  1. MNAGI
    Monday, August 26th, 2019
    Insightful report and hope for the future
  2. Larry Nelson
    Wednesday, August 28th, 2019
    If farmers would go to no till farming they would save money and make more with fewer bushels to make prices go up. Prices were up before Trump
  3. Molly
    Thursday, August 29th, 2019
    Thanks for this update! I dare say it gives me some hope...
  4. Joyce Henning
    Tuesday, September 3rd, 2019

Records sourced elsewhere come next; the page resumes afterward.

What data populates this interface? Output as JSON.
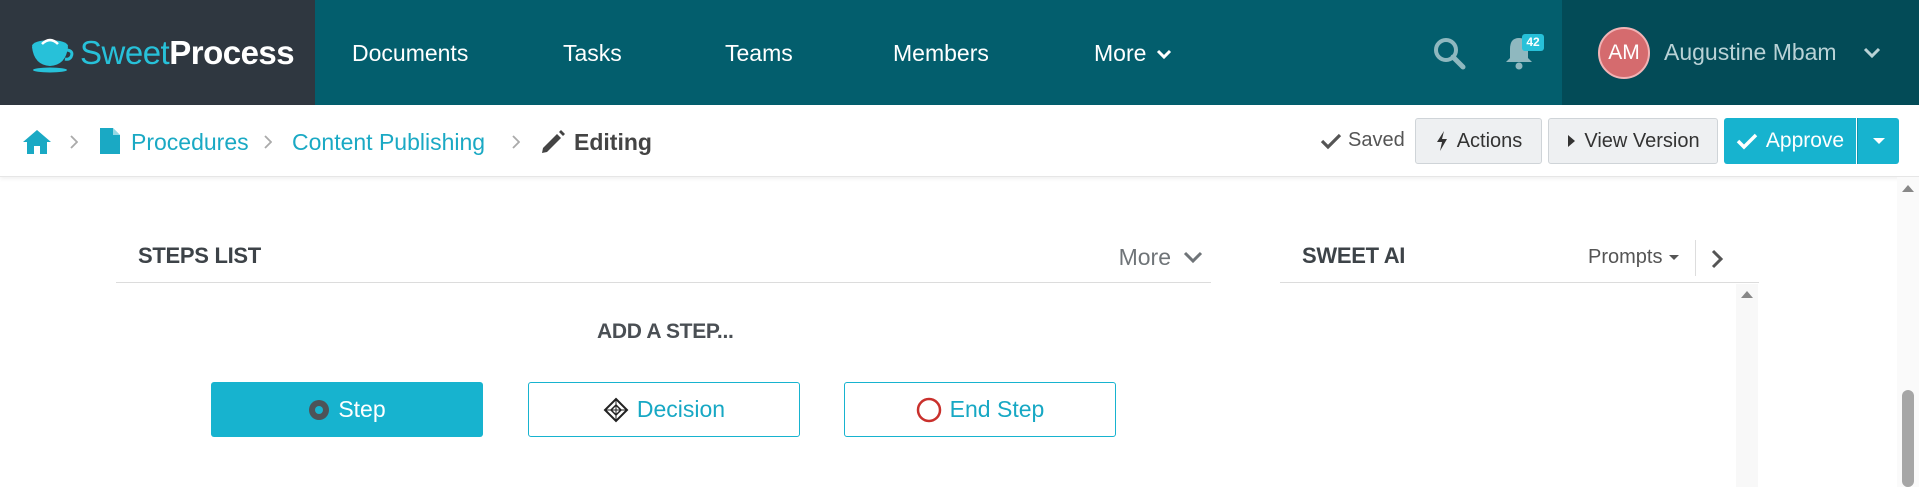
{
  "brand": {
    "sweet": "Sweet",
    "process": "Process"
  },
  "nav": {
    "items": [
      "Documents",
      "Tasks",
      "Teams",
      "Members",
      "More"
    ],
    "notification_count": "42"
  },
  "user": {
    "initials": "AM",
    "name": "Augustine Mbam"
  },
  "breadcrumb": {
    "procedures": "Procedures",
    "document": "Content Publishing",
    "current": "Editing"
  },
  "toolbar": {
    "saved": "Saved",
    "actions": "Actions",
    "view_version": "View Version",
    "approve": "Approve"
  },
  "steps_list": {
    "title": "STEPS LIST",
    "more": "More",
    "add_step": "ADD A STEP...",
    "buttons": {
      "step": "Step",
      "decision": "Decision",
      "end_step": "End Step"
    }
  },
  "sweet_ai": {
    "title": "SWEET AI",
    "prompts": "Prompts"
  },
  "colors": {
    "brand_dark": "#2f3740",
    "nav_bg": "#035e6d",
    "user_bg": "#034b57",
    "accent": "#17b3cf",
    "link": "#1aa9c4",
    "avatar": "#d56b6e",
    "end_icon": "#c9302c"
  },
  "icons": {
    "brand": "teacup-logo-icon",
    "search": "search-icon",
    "bell": "bell-icon",
    "home": "home-icon",
    "document": "document-icon",
    "pencil": "pencil-icon",
    "check": "check-icon",
    "bolt": "bolt-icon",
    "play": "play-icon"
  }
}
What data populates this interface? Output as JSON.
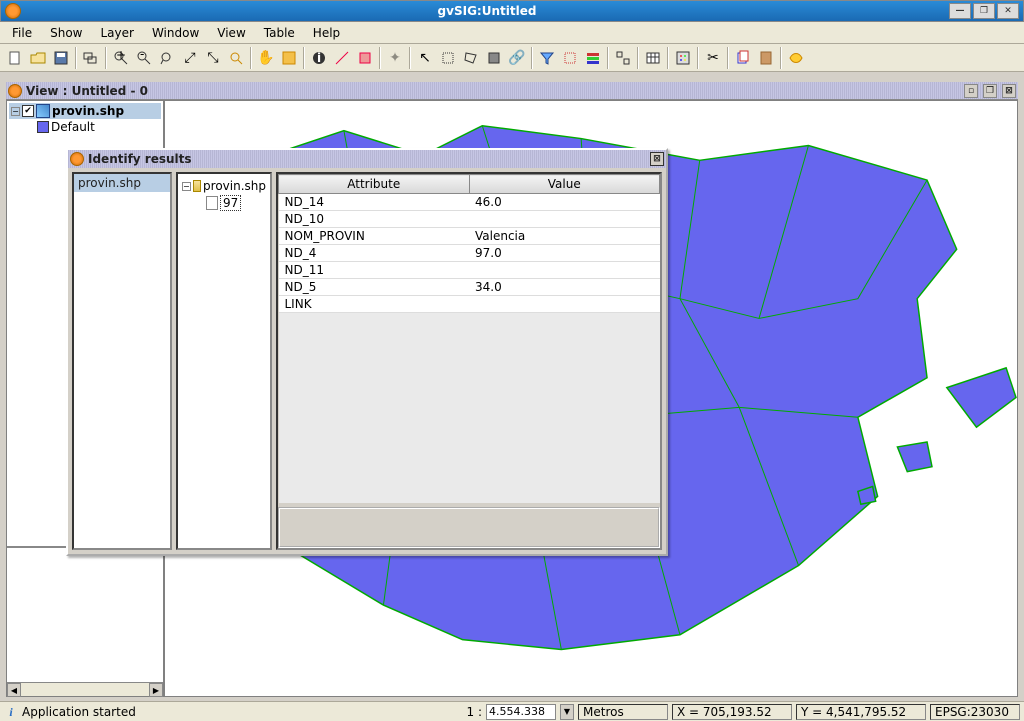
{
  "titlebar": {
    "text": "gvSIG:Untitled"
  },
  "menu": {
    "file": "File",
    "show": "Show",
    "layer": "Layer",
    "window": "Window",
    "view": "View",
    "table": "Table",
    "help": "Help"
  },
  "view_window": {
    "title": "View : Untitled - 0"
  },
  "toc": {
    "layer_name": "provin.shp",
    "legend_label": "Default",
    "checked": "✔"
  },
  "identify": {
    "title": "Identify results",
    "layer_list_item": "provin.shp",
    "tree_root": "provin.shp",
    "tree_child": "97",
    "headers": {
      "attr": "Attribute",
      "value": "Value"
    },
    "rows": [
      {
        "attr": "ND_14",
        "value": "46.0"
      },
      {
        "attr": "ND_10",
        "value": ""
      },
      {
        "attr": "NOM_PROVIN",
        "value": "Valencia"
      },
      {
        "attr": "ND_4",
        "value": "97.0"
      },
      {
        "attr": "ND_11",
        "value": ""
      },
      {
        "attr": "ND_5",
        "value": "34.0"
      },
      {
        "attr": "LINK",
        "value": ""
      }
    ]
  },
  "statusbar": {
    "message": "Application started",
    "scale_prefix": "1 :",
    "scale_value": "4.554.338",
    "units": "Metros",
    "x": "X = 705,193.52",
    "y": "Y = 4,541,795.52",
    "epsg": "EPSG:23030"
  }
}
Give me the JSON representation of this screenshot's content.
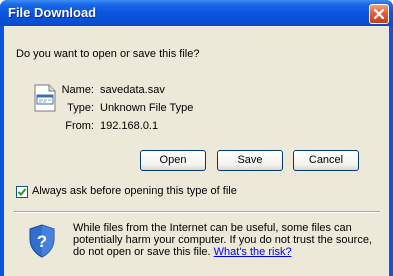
{
  "dialog": {
    "title": "File Download",
    "question": "Do you want to open or save this file?"
  },
  "file_info": {
    "name_label": "Name:",
    "name_value": "savedata.sav",
    "type_label": "Type:",
    "type_value": "Unknown File Type",
    "from_label": "From:",
    "from_value": "192.168.0.1",
    "icon": "generic-file-icon"
  },
  "buttons": {
    "open": "Open",
    "save": "Save",
    "cancel": "Cancel",
    "close_icon": "close-icon"
  },
  "checkbox": {
    "label": "Always ask before opening this type of file",
    "checked": true
  },
  "warning": {
    "text": "While files from the Internet can be useful, some files can potentially harm your computer. If you do not trust the source, do not open or save this file.",
    "link": "What's the risk?",
    "icon": "security-shield-icon"
  },
  "colors": {
    "titlebar": "#0a55df",
    "dialog_bg": "#ece9d8",
    "close_button": "#e06040",
    "link": "#0000ff"
  }
}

    Excellent article, thank you! I grew up 30 miles from home of Roswell Garst, who helped shape farm policy in the 40,s—60,s. His vision wouldn’t necessarily work today (he made his fortune pushing fertilizers w/nitrates), but his understanding of the big picture in agriculture was pretty far-sighted. His campaign for judicious controlling of supplies, storage, and farm-friendly trade policies (during the fear-mongering Cold War, his battle to engage Russia in trade and sharing agricultural practices was uphill, to say the least). I would say, for at least 2 decades his quest to make farming a viable way to make a decent living was nearly realized..As I’ve frequently said about Iowans—- great people, they just need to get out more. To see the big picture. Like Roswell. Like you!